Cancelled or resolved cases can be reactivated. (Obviously deleted ones can’t!)
Cases can be assigned to users or queues.
When the resolve case ribbon button is selected (or the case marked as resolved in the business process flow) the resolve case dialog is triggered. The billable time and total time on the case is defaulted to a sum of the duration of the activities associated with the case. The billable time can be changed as y0u may need to bill more or less time that amount calculated from the activities.
Once a case is resolved its status changes to resolved and becomes read-only. Whenever a case is resolved a resolution activity is automatically created and associated to the case. If the case be reopened the status on the resolution activity will change to cancelled. Another resolution activity will be created when the case is finally resolved. Meaning you can have multiple resolution activities per case.
If you try to resolve a case with open activities, you will see a prompt similar to the one below. If you click confirm the open activities will be marked as cancelled. This is because it is not possible to resolve a case with open activities.
As cases are resolved they will disappear from the active case views, as they are no longer active. They can however still be viewed in the resolved case views.
Case Routing Rules
An important aspect of working with cases is ensuring the right people are working on the right cases.
- Case routing rules can be manually applied from a view or directly from the case form
- Routing rules can be applied to one case or multiple cases at the same time
- Case routing rules actually create a workflow. You can see this in the system jobs located under the settings
- Organizations can only have one active routing rule at any given point in time. If you create a second one and activate that, the first one will deactivate
- When creating routing rules, you can set conditions. The “if” conditions are then evaluated against the case(s) to be routed
- When an “if” condition is true one of the two actions can happen. Cases can be routed to a queue or a case can be assigned to a specific user or team
Parent Child Cases
Parent and child cases are designed to help cases be used efficiently.
You can create a primary case (parent) and then create a secondary case(s) (children). Child cases can inherit information from a parent case.
You can also specify what happens when the parent case is resolve. Including;
- Preventing the parent from being resolved until all the children are resolved
- Resolving all of the children automatically when the parent is resolved
- Do nothing
Within the service management options under setting, you can set what attributes are mapped between parent / child cases and what happens when cases are resolved.
Sometimes you might find that duplicate cases have been created, maybe a customer reports the same problem on different communication channels or multiple contacts at an organisation report the same issue. When this happens cases can be merged, avoiding the need to resolve each incident separately.
Merging cases combines related open activities and attachments under one case and cancels the other case(s). When a case is merged, the state of the case is changed to cancelled and the status reason is changed to merged.
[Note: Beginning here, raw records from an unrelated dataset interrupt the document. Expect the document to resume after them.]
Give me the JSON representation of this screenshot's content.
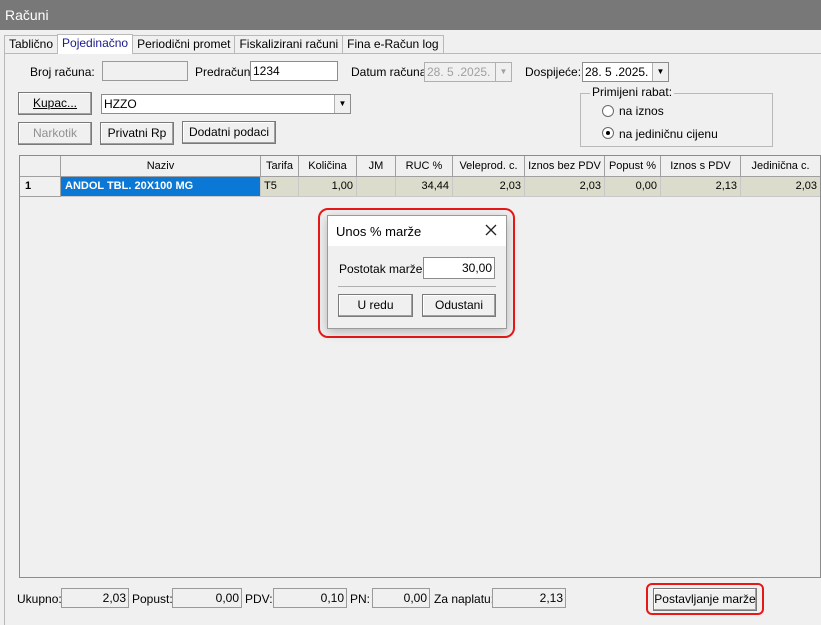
{
  "window": {
    "title": "Računi"
  },
  "tabs": [
    "Tablično",
    "Pojedinačno",
    "Periodični promet",
    "Fiskalizirani računi",
    "Fina e-Račun log"
  ],
  "form": {
    "broj_racuna_label": "Broj računa:",
    "broj_racuna_value": "",
    "predracun_label": "Predračun:",
    "predracun_value": "1234",
    "datum_racuna_label": "Datum računa:",
    "datum_racuna_value": "28. 5 .2025.",
    "dospijece_label": "Dospijeće:",
    "dospijece_value": "28. 5 .2025.",
    "kupac_button": "Kupac...",
    "kupac_value": "HZZO",
    "narkotik_button": "Narkotik",
    "privatni_rp_button": "Privatni Rp",
    "dodatni_podaci_button": "Dodatni podaci"
  },
  "rabat": {
    "title": "Primijeni rabat:",
    "option_iznos": "na iznos",
    "option_jedinicna": "na jediničnu cijenu",
    "selected": "na jediničnu cijenu"
  },
  "grid": {
    "columns": [
      "Naziv",
      "Tarifa",
      "Količina",
      "JM",
      "RUC %",
      "Veleprod. c.",
      "Iznos bez PDV",
      "Popust %",
      "Iznos s PDV",
      "Jedinična c."
    ],
    "rows": [
      {
        "num": "1",
        "naziv": "ANDOL TBL. 20X100 MG",
        "tarifa": "T5",
        "kolicina": "1,00",
        "jm": "",
        "ruc": "34,44",
        "veleprod": "2,03",
        "iznos_bez_pdv": "2,03",
        "popust": "0,00",
        "iznos_s_pdv": "2,13",
        "jedinicna": "2,03"
      }
    ]
  },
  "dialog": {
    "title": "Unos % marže",
    "field_label": "Postotak marže:",
    "field_value": "30,00",
    "ok_button": "U redu",
    "cancel_button": "Odustani"
  },
  "totals": {
    "ukupno_label": "Ukupno:",
    "ukupno_value": "2,03",
    "popust_label": "Popust:",
    "popust_value": "0,00",
    "pdv_label": "PDV:",
    "pdv_value": "0,10",
    "pn_label": "PN:",
    "pn_value": "0,00",
    "za_naplatu_label": "Za naplatu:",
    "za_naplatu_value": "2,13",
    "postavljanje_button": "Postavljanje marže"
  },
  "colors": {
    "selection": "#0a78d4",
    "highlight_ring": "#e81818",
    "titlebar": "#787878"
  }
}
You can merge up to 10 cases at a time.
If you merge a case that has child cases (i.e. A Parent), then the child cases become child cases of the new parent case
You can only merge a child case into another child case if both of the child cases have the same parent case.
Theoretically, you could merge cases from multiple customers. (Although this isn’t common.)
Hopefully this post has helped you understand the details you’ll need to understand around cases for the MB2-714 exam. J
Next time I will look at the knowledge base and how this can be configured to help with customer service.